Ok, so disaster is probably a strong word. Big disappointment is a bit more appropriate. I used Adam Perry Lang's recipe from Serious Barbecue. Apparently it took top prize in a major competition, so I figured the results would be pretty excellent. I've cooked loads from his book and had nothing but absolutely stellar results with every recipe until last night. Anyway, I bought an 8 pound pork butt and I followed his directions. I ended up with a mediocre-flavored, incredibly rubbery--to the point that it wouldn't pull at all and I wondered whether it was cooked all the way through--piece of meat. What I did was as follows:
First, I injected it with a brine. I had never injected a brine before, and he didn't specify quite how much to use. So I just filled the syringe to capacity (1 ounce) for each squirt, and I injected in a checkerboard pattern with each injection spaced about 1 1/2 inches all over the butt. The pattern was specified in the book, but not the spacing, so the 1 1/2 inches was kind of me taking a stab at it. The book says to let the butt sit for 2 hours at room temperature after injecting the brine. I have a two week old baby at the moment and got consumed with quelling a scream-storm he was having, so I let it sit for 3 hours instead of 2. That was my first deviation from the recipe, and perhaps my first mistake.
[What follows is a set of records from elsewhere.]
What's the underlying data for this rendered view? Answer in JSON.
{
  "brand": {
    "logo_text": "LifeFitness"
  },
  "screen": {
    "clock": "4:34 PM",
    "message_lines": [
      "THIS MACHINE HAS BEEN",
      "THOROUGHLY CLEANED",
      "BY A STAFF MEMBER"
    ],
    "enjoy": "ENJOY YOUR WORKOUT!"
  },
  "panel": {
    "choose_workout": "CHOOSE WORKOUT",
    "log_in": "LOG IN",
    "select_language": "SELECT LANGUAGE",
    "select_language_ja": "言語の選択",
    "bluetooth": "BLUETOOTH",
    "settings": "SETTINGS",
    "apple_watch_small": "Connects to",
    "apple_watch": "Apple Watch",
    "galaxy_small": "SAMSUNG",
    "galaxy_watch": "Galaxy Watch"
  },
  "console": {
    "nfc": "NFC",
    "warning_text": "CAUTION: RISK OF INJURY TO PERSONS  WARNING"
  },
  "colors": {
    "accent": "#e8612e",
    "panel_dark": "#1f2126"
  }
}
Can over-brining from either injecting too much or letting the brine sit too long cause rubbery, bad meat?
Next step was to throw it on the egg at 250 for about three hours or until internal reaches 130. I got the temp stable and threw it on. While it was cooking, I had to tend to lots of stuff (mostly newborn related). When I came back to check on it nearly three hours later, the temp had dropped to 200. So that was deviation number two, and perhaps also a contributor to the lackluster final product.
I adjusted the temp back to 250, sprayed an apple juice spray on it as directed and let it go for another couple hours until internal reached about 160. At that point, I pulled it, wrapped it in foil and covered it in a wrapping mixture of brown sugar, honey, butter and mustard. Put it back in and let it go until it reached 193.
This part was a little strange: The book specified that you ought to hit the stall between 160 to 193, and it would take 2 1/2 to 3 hours to get there. I had my egg set to about 270 (temp had climbed a touch), and there was no stall. The temp just rose without pause until it hit 193. Only took about an hour. At that point I followed the recipe to the finish.
Like I said, the final product was very rubbery, and it had none of the unctuous qualities you expect from a properly cooked butt. It wasn't juicy and succulent, and it didn't fall apart. Because there was no stall, I wondered whether there was a problem converting the collagen to gelatin. I also wondered (like I mentioned above) whether it was an issue with the brining--either over-brining or letting the brine sit an hour too long before cooking. Last thing it might be is the fact that it cooked at 200 instead of 250 for the first 3 hours. Anyway, what do you all think? Would really like to avoid having this sort of thing happen again.